Nutritional genomics is a new discipline which has been formed by the integration of the study of nutrition, molecular biology and genomics. It is the science of how nutrients affect the activities of genes (nutrigenomics) and how genes affect the interactions between diet and disease (nutrigenetics). This new science teaches us what specific foods tell our genes to do. Every protein which is synthesized by the cell is a product of gene expression. Nutrients and phytochemicals can interact with genomes causing changes in their expression. At the same time, deficiency of a nutrient can hamper DNA repair and hence normal function. If we learn how our genes operate, the instructions that the genes give to the body and its metabolism, we can radically change how food interacts with our body. This information can be used to lose weight and optimise health by preventing development of diseases.
2. New food science
Food companies are also experimenting with plant-based meat to prepare food like burgers, and sausages, thereby reducing carbon footprint. In addition, scientists are producing Cultured/Lab Grown Meat. Such meat eliminates the need to sacrifice animals by growing muscle tissue in culture from animal stem cells.
3. Gastronomic tourism
Gastronomic tourism has become a major and rapidly growing component of the attractiveness of tourist destinations. People wishing to experience the local tastes in other countries or different states of their country, travel just for the gastronomic experience. The tourism industry is also rising to the expectations of tourists by organising gastronomic tours for experiencing the local cuisine.
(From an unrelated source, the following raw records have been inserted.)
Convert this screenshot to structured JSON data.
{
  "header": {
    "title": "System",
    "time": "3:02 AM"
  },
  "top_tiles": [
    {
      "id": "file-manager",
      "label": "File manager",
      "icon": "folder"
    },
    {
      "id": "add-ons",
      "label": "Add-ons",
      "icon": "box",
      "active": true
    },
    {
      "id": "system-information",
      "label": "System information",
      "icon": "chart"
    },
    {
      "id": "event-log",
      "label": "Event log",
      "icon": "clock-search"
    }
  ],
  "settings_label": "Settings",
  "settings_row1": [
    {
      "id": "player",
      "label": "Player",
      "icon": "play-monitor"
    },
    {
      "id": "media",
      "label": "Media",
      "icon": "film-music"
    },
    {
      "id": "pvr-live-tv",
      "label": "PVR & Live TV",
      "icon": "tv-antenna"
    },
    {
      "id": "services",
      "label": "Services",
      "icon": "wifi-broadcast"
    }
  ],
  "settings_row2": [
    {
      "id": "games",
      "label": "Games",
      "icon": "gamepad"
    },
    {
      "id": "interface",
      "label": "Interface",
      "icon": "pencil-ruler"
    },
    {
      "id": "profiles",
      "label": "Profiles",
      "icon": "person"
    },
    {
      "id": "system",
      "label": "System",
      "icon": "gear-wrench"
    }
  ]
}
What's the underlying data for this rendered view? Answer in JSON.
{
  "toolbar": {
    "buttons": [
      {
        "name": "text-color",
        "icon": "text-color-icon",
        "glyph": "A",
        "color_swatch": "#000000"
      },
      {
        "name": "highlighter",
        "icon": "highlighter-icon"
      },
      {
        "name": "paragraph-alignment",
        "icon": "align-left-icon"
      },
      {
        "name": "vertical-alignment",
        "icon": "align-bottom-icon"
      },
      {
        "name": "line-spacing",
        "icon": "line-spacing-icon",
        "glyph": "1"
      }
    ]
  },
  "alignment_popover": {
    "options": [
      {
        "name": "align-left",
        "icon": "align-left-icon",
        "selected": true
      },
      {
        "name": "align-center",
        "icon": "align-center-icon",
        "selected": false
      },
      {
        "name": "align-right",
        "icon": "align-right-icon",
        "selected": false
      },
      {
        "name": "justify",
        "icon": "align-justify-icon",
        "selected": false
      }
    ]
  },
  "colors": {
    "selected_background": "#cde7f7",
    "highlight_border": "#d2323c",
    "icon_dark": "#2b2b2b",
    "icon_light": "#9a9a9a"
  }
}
Such tours consist not only of food guides taking people to restaurants, but also organising cooking demonstrations, cooking classes, visits to vineyards, local food manufacturers and other kinds of culinary experiences. With the growth in this kind of tourism comes the immense responsibility of all stakeholders in providing safe and wholesome food to tourists. With street foods being a major attraction in most cities, creation of Street Food Hubs which provide safe food is an important step in promoting gastronomic tourism.
Molecular gastronomy is a scientific discipline which looks at the science behind food preparation- the physical and chemical transformations which take place during cooking of food. Various new recipes have made their way to restaurant menus using new ingredients or processing methods for preparation and food service. For instance, ice creams and cocktails served with liquid nitrogen are increasing becoming popular.